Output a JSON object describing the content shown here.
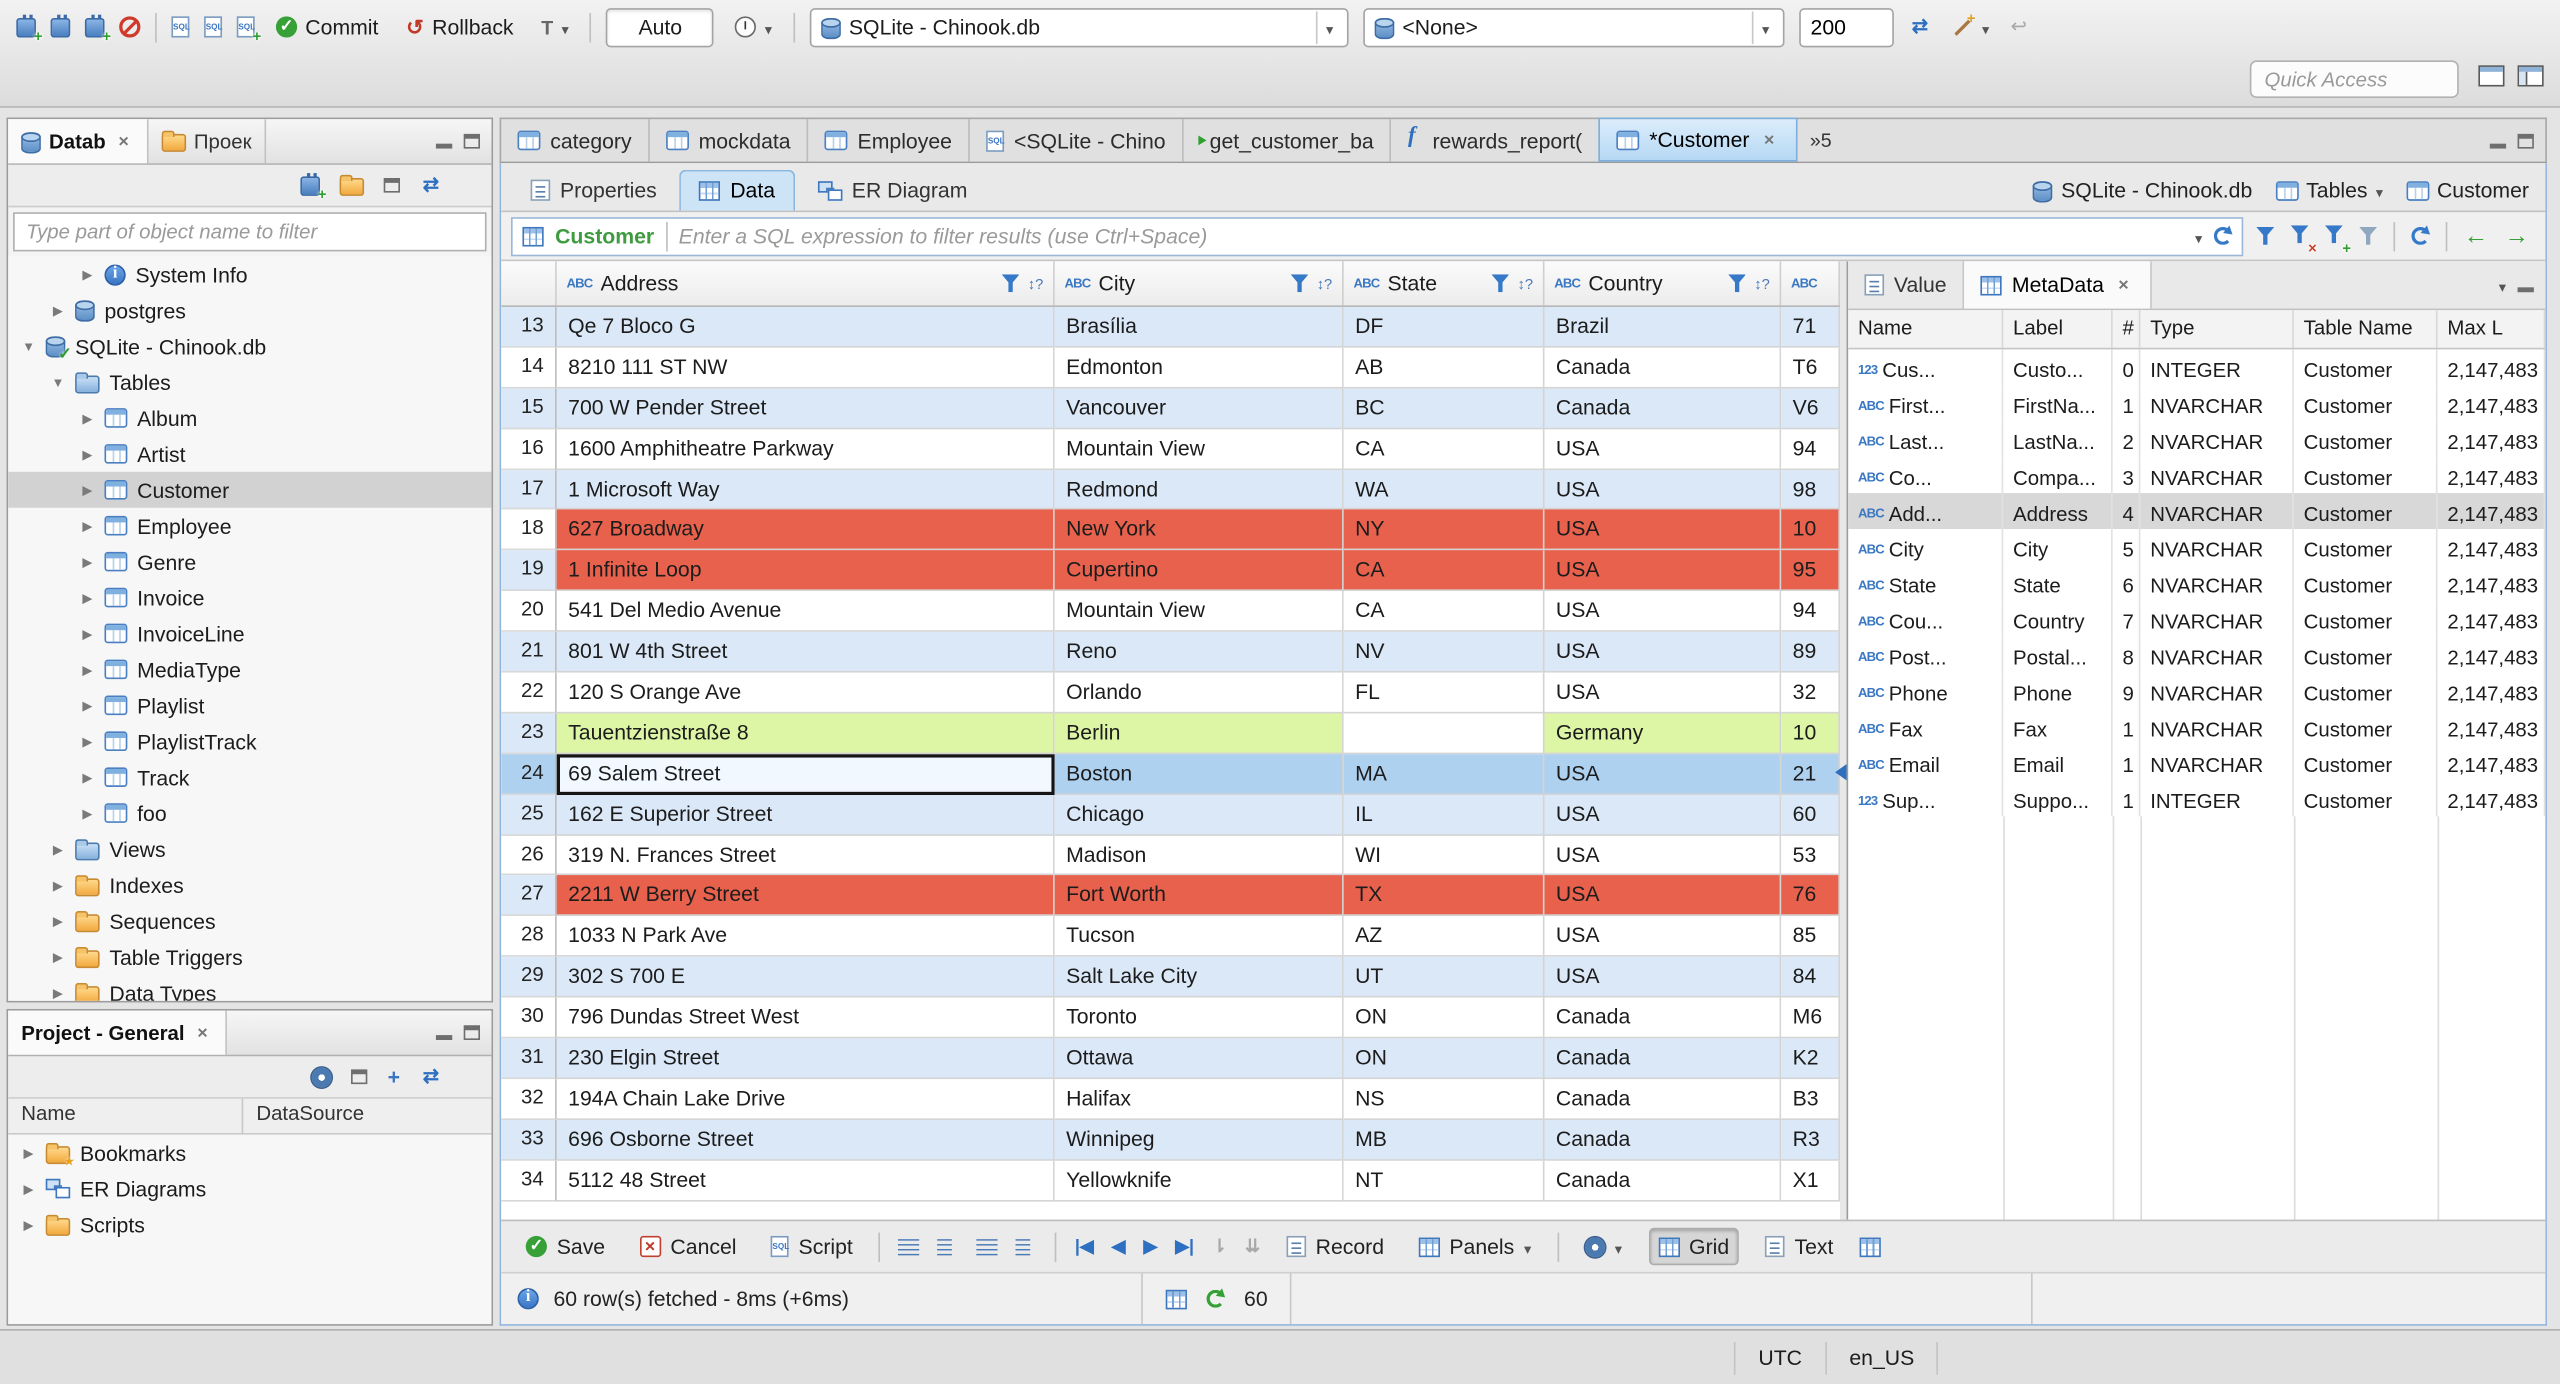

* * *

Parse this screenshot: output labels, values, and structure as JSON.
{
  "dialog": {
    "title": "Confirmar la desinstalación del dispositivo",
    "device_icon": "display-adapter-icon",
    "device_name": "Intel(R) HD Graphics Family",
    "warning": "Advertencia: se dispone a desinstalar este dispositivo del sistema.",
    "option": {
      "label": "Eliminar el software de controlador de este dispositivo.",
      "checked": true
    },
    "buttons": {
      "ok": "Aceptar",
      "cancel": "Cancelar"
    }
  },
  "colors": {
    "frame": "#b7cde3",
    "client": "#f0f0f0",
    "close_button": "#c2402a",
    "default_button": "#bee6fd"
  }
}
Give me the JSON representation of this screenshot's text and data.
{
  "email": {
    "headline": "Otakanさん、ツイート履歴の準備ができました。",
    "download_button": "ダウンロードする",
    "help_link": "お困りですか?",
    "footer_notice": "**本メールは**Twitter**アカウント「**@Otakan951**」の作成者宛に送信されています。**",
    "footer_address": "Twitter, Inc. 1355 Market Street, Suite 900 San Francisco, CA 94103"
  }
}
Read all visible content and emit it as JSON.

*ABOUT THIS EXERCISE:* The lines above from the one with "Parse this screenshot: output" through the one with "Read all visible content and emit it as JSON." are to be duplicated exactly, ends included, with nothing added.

*SOLUTION TO THE EXERCISE:*
Parse this screenshot: output labels, values, and structure as JSON.
{
  "dialog": {
    "title": "Confirmar la desinstalación del dispositivo",
    "device_icon": "display-adapter-icon",
    "device_name": "Intel(R) HD Graphics Family",
    "warning": "Advertencia: se dispone a desinstalar este dispositivo del sistema.",
    "option": {
      "label": "Eliminar el software de controlador de este dispositivo.",
      "checked": true
    },
    "buttons": {
      "ok": "Aceptar",
      "cancel": "Cancelar"
    }
  },
  "colors": {
    "frame": "#b7cde3",
    "client": "#f0f0f0",
    "close_button": "#c2402a",
    "default_button": "#bee6fd"
  }
}
Give me the JSON representation of this screenshot's text and data.
{
  "email": {
    "headline": "Otakanさん、ツイート履歴の準備ができました。",
    "download_button": "ダウンロードする",
    "help_link": "お困りですか?",
    "footer_notice": "**本メールは**Twitter**アカウント「**@Otakan951**」の作成者宛に送信されています。**",
    "footer_address": "Twitter, Inc. 1355 Market Street, Suite 900 San Francisco, CA 94103"
  }
}
Read all visible content and emit it as JSON.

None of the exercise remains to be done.